[TASK GOAL]
When the string "link" occurs in a line of the records, show that line.

[GIVEN INFORMATION]
<<<<

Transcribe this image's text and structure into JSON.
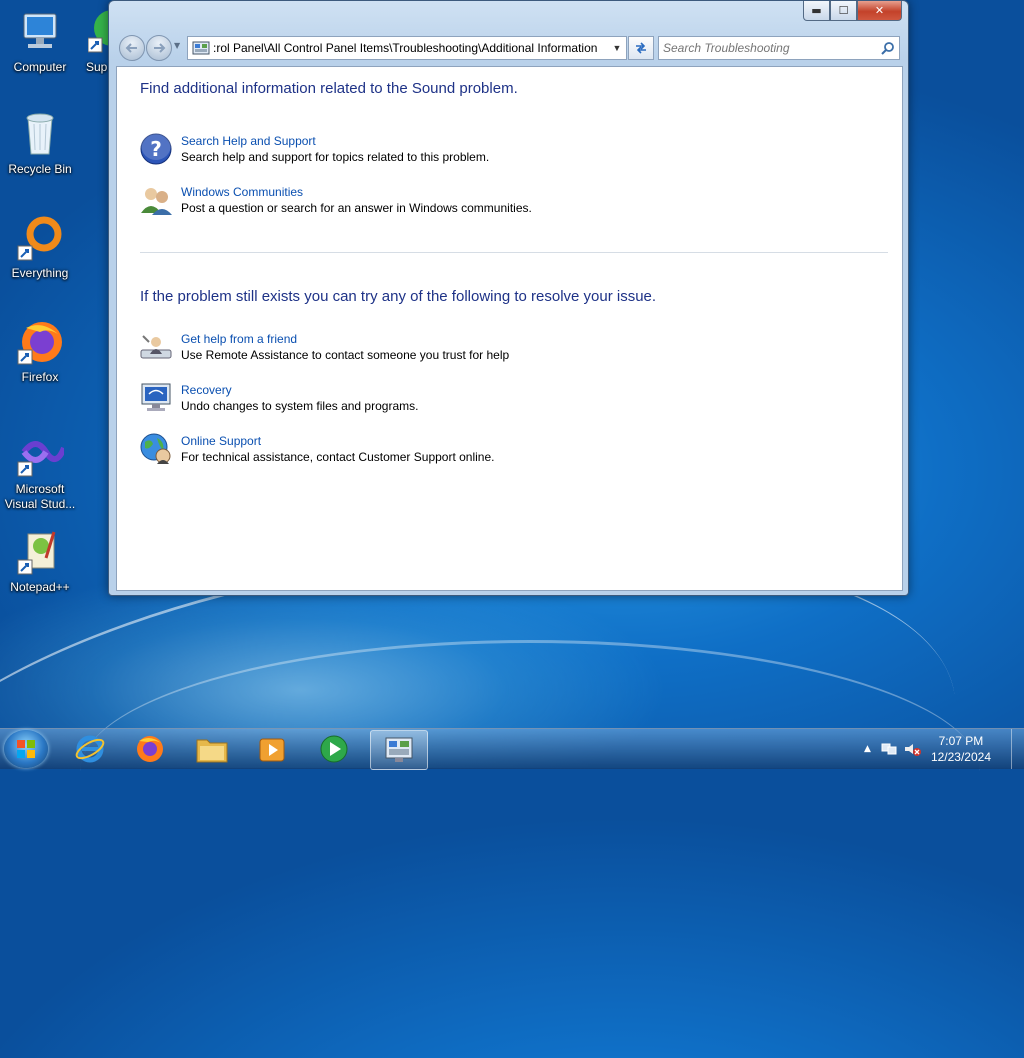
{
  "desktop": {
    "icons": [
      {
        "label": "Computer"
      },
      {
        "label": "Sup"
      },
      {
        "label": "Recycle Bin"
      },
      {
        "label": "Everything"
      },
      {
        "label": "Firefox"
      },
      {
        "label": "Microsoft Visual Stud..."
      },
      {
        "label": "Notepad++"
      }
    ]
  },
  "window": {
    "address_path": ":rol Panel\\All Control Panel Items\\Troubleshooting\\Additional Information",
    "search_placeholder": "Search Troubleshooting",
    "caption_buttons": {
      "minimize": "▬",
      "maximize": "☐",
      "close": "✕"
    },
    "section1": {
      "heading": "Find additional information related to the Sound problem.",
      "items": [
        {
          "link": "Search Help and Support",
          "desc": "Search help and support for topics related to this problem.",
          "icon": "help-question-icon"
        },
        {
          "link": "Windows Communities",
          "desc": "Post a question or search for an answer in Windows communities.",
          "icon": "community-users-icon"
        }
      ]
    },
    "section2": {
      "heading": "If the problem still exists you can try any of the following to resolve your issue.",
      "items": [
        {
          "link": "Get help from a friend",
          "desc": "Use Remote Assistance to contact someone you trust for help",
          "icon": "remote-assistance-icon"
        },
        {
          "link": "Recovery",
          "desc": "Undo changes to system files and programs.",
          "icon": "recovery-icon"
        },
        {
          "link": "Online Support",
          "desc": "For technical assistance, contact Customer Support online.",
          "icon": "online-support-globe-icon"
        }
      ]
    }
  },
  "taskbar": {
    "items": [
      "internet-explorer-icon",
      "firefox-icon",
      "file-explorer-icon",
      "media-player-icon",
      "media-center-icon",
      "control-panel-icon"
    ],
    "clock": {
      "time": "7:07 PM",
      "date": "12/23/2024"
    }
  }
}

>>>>

[RESPONSE]
          "link": "Search Help and Support",
          "link": "Windows Communities",
          "link": "Get help from a friend",
          "link": "Recovery",
          "link": "Online Support",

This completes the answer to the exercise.